tagline
WETA

Search LD OnLine

Get our free newsletter

advertisement

Forums
IEPs and Legal Issues

Study Guides and Notes


Author Message
Joined: Oct 31, 2007
Posts: 16
Other Topics
Posted Nov 07, 2007 at 6:30:22 PM
Subject: Study Guides and Notes

I work as an ICS/Resource teacher. I make up study guides/ notes for my classified students.(It's in some of the IEP's, and I make it available for all of my classified students.) My immediate supervisor was upset that I was giving out the guides. She said,"YOU GIVE ME the guides/notes, not the students! YOU ARE ENABLING THEM TO DO NOTHING." I am upset, because this conversation took place in the hall between classes, and caught me off guard. When I went to see her, at the end of the day, she was gone. So I feel unsettled about this.

First of all the students take notes. However, they often lose them, or have inaccurate information. I want them studying the right information.

In the past, I gave the notes to my supervisor, and they were lost or not given out.(Why am I doing this, if it doesn't benefit my students?}

Numerous parents have thanked me, for helping their children. The students have also told me the guides/notes are helpful.

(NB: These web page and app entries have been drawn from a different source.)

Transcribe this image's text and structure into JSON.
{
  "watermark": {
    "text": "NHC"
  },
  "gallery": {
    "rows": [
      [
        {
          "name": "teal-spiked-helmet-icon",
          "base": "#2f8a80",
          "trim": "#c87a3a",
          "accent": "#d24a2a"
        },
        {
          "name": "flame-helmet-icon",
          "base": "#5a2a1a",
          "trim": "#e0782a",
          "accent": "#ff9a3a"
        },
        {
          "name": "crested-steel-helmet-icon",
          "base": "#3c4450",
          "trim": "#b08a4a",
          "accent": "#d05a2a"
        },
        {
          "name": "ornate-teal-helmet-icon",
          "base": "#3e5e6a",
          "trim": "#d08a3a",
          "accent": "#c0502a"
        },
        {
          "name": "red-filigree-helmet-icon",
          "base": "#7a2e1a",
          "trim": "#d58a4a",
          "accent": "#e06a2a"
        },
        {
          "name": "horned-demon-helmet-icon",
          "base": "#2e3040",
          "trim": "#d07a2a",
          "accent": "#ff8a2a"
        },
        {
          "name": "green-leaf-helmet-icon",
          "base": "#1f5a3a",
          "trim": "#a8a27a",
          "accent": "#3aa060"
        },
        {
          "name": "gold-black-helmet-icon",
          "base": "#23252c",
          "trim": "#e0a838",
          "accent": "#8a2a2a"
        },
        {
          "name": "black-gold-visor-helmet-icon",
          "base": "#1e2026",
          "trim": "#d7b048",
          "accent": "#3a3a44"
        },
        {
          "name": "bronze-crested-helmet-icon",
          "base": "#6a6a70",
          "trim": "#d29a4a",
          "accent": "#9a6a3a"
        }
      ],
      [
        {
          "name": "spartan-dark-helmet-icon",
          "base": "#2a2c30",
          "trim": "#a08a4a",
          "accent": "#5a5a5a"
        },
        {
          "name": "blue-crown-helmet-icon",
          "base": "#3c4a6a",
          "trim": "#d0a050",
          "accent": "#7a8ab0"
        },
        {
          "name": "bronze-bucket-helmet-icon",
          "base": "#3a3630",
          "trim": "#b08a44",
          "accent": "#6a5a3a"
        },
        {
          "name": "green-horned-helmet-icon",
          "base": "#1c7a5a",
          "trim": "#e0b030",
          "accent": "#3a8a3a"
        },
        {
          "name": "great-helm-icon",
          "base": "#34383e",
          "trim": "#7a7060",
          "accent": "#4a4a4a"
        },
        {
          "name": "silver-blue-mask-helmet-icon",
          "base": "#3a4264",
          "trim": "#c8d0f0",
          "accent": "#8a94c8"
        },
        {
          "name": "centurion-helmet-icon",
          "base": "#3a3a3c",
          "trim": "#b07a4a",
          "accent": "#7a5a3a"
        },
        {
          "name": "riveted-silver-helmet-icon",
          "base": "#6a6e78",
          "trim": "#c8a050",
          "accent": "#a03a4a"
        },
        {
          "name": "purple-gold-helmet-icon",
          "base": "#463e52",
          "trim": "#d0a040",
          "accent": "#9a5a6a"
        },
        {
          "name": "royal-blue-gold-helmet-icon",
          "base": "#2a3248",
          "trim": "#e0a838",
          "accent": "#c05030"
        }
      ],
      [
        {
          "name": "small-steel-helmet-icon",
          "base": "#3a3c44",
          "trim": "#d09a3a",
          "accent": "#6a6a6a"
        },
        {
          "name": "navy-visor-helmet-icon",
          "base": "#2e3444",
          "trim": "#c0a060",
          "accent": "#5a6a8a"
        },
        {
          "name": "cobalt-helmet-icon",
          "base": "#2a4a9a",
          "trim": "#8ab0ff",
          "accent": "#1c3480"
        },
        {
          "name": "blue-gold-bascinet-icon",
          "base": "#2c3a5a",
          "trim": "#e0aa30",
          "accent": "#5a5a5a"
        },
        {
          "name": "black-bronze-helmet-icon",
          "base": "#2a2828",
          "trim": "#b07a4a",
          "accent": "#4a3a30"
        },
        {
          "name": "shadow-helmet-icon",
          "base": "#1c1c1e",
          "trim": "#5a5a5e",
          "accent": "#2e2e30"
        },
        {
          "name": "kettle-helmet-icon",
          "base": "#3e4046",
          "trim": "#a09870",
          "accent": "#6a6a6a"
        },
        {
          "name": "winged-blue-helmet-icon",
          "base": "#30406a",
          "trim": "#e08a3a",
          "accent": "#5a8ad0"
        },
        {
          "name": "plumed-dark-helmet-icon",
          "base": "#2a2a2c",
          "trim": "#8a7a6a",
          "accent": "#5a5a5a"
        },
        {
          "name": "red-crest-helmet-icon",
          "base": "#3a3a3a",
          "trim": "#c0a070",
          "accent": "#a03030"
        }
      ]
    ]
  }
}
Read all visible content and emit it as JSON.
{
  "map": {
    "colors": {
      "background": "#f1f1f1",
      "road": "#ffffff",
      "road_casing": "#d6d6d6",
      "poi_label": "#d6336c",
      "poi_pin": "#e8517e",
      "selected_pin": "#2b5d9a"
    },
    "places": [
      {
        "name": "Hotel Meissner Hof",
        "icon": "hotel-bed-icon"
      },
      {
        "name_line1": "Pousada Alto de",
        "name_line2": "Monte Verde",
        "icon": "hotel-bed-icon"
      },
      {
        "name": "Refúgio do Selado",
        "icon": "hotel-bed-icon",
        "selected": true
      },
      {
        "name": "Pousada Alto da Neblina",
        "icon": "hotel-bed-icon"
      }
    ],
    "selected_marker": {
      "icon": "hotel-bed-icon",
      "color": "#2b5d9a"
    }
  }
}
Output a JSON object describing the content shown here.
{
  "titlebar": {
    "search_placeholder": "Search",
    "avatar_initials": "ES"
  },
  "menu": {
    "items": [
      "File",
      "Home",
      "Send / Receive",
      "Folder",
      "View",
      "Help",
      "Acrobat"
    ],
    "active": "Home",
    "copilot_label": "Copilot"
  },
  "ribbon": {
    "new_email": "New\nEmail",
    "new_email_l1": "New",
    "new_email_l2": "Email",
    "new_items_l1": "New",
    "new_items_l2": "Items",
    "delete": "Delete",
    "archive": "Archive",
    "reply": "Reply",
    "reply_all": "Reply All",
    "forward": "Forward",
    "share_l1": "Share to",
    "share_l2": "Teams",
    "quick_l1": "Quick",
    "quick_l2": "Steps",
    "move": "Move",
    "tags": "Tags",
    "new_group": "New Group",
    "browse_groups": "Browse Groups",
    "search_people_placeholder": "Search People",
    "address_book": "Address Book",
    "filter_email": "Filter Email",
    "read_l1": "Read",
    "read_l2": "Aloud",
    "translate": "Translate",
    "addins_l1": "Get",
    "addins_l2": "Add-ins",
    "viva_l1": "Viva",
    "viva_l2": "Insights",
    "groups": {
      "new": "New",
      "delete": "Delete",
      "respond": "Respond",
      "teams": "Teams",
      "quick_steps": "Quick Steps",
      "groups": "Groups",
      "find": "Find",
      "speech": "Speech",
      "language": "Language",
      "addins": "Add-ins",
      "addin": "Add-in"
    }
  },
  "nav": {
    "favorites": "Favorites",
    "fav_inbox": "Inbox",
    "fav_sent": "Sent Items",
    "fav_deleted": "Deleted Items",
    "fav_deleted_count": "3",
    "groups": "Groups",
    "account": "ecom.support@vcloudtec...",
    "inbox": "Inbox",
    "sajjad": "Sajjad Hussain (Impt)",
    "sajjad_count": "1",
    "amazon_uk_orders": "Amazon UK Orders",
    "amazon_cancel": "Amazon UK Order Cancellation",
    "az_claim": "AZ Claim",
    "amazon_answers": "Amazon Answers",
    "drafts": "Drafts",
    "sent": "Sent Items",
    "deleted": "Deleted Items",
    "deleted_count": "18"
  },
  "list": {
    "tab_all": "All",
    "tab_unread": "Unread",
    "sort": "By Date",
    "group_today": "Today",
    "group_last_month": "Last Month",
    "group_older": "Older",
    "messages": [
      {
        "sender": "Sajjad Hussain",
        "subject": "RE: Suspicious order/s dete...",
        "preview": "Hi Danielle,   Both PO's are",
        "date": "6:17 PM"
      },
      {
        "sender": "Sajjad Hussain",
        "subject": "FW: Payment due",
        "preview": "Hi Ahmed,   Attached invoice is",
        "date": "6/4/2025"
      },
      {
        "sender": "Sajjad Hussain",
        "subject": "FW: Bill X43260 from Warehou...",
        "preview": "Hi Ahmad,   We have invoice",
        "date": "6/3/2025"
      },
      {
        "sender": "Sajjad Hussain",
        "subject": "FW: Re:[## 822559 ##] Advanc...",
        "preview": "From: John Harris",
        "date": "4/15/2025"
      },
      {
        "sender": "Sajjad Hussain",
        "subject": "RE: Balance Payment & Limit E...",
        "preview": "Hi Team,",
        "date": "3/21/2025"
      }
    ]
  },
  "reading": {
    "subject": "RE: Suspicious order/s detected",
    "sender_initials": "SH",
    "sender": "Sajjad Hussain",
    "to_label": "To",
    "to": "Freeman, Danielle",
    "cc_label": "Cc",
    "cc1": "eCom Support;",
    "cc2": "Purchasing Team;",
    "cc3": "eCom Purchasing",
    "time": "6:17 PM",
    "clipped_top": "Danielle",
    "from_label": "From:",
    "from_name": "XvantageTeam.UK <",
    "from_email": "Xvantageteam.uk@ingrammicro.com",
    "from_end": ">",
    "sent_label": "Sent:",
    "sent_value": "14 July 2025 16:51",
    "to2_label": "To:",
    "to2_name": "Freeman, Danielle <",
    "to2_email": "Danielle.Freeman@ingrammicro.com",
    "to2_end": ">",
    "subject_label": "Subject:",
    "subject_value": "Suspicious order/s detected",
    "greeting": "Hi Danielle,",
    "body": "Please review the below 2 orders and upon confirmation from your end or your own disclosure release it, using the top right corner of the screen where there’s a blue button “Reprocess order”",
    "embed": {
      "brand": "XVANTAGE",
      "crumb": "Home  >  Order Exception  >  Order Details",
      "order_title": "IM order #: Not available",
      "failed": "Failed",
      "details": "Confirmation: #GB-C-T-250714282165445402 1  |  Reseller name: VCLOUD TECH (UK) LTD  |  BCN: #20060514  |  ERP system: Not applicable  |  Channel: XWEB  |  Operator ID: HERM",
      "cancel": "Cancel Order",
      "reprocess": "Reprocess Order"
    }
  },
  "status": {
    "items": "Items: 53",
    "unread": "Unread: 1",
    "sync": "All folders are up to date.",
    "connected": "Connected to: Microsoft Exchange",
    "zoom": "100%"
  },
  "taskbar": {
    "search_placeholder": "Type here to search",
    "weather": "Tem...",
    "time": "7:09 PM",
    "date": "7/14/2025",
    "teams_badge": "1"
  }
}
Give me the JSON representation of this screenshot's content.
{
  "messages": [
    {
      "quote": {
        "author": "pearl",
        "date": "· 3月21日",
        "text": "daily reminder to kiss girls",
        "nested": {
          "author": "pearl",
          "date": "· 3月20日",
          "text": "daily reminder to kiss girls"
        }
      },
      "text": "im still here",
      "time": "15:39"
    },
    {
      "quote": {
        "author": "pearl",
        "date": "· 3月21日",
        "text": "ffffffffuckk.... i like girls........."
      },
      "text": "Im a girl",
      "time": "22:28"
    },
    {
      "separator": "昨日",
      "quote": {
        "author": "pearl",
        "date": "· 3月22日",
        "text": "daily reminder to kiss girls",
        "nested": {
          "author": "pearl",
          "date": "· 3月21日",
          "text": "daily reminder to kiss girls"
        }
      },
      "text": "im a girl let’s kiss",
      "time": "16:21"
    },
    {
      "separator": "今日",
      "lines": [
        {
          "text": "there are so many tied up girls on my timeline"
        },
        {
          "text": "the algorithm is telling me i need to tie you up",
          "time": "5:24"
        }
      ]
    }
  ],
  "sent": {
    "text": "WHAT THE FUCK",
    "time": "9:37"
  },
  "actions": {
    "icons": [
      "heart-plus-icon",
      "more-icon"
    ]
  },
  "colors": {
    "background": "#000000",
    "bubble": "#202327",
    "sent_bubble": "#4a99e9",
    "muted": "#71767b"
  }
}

I'm not even sure what to do. My child with ADD gets study guides/ notes too. As a parent, I find it very helpful
I don't agree with what she wants me to do, but she's my immediate supervisor. HELP!

Back to top Profile Email
Goodysbaby
Joined Nov 03, 2004
Posts: 59

Other Topics
Posted:Nov 14, 2007 10:54:34 AM

I would sit down with your supervisor at a convenient time for both of you. Ask her what her beliefs are regarding the study guides. I am not sure what grade or grades you are teaching but study guides have been a consistent accommodation in IEPs that I have worked from.

I agree with you why would we want parents to study with students that have inaccurate or incomplete notes. When these students get to college they have notetakers some use only the notetakers notes others use them as supplement.

This is a basic accommodation for students with ADD or ADHD. I would be interested in her reasoning.

Shel If your not kicking hard enough your not making waves!

Back to top Profile Email
always_wondering
Joined Jun 12, 2003
Posts: 94

Other Topics
Posted:Nov 14, 2007 11:08:24 AM

As you know, and I'm sure your supervisor knows, if the IEP says that a study guide or notes are to be provided, then legally they need to be provided.

If the children are not paying attention because they are not taking notes, that is a completely different issue. That is a class management problem.

My son is an auditory learner. He has terrible handwriting and writing is so difficult for him that it takes most of his mental effort to write. If he is taking notes, then he cannot listen. Then he is stuck because the auditory portion of teaching is over. All he has left is his visual mode.

He learns better when all he has to do is fill in a word or two on a note sheet. This keeps them still involved, but does not tax his brainpower significantly (for some it may depending on their disability).

If you are the teacher in the room, and this method is working well for you, plus you are legal, I think the supervisor needs to be politely set straight.

By the way, what is she going to do with the guides????

I can understand that the supervisor wants the info to

Back to top Profile Email
always_wondering
Joined Jun 12, 2003
Posts: 94

Other Topics
Posted:Nov 14, 2007 11:08:24 AM

As you know, and I'm sure your supervisor knows, if the IEP says that a study guide or notes are to be provided, then legally they need to be provided.

If the children are not paying attention because they are not taking notes, that is a completely different issue. That is a class management problem.

My son is an auditory learner. He has terrible handwriting and writing is so difficult for him that it takes most of his mental effort to write. If he is taking notes, then he cannot listen. Then he is stuck because the auditory portion of teaching is over. All he has left is his visual mode.

He learns better when all he has to do is fill in a word or two on a note sheet. This keeps them still involved, but does not tax his brainpower significantly (for some it may depending on their disability).

If you are the teacher in the room, and this method is working well for you, plus you are legal, I think the supervisor needs to be politely set straight.

By the way, what is she going to do with the guides????

I can understand that the supervisor wants the info to

Back to top Profile Email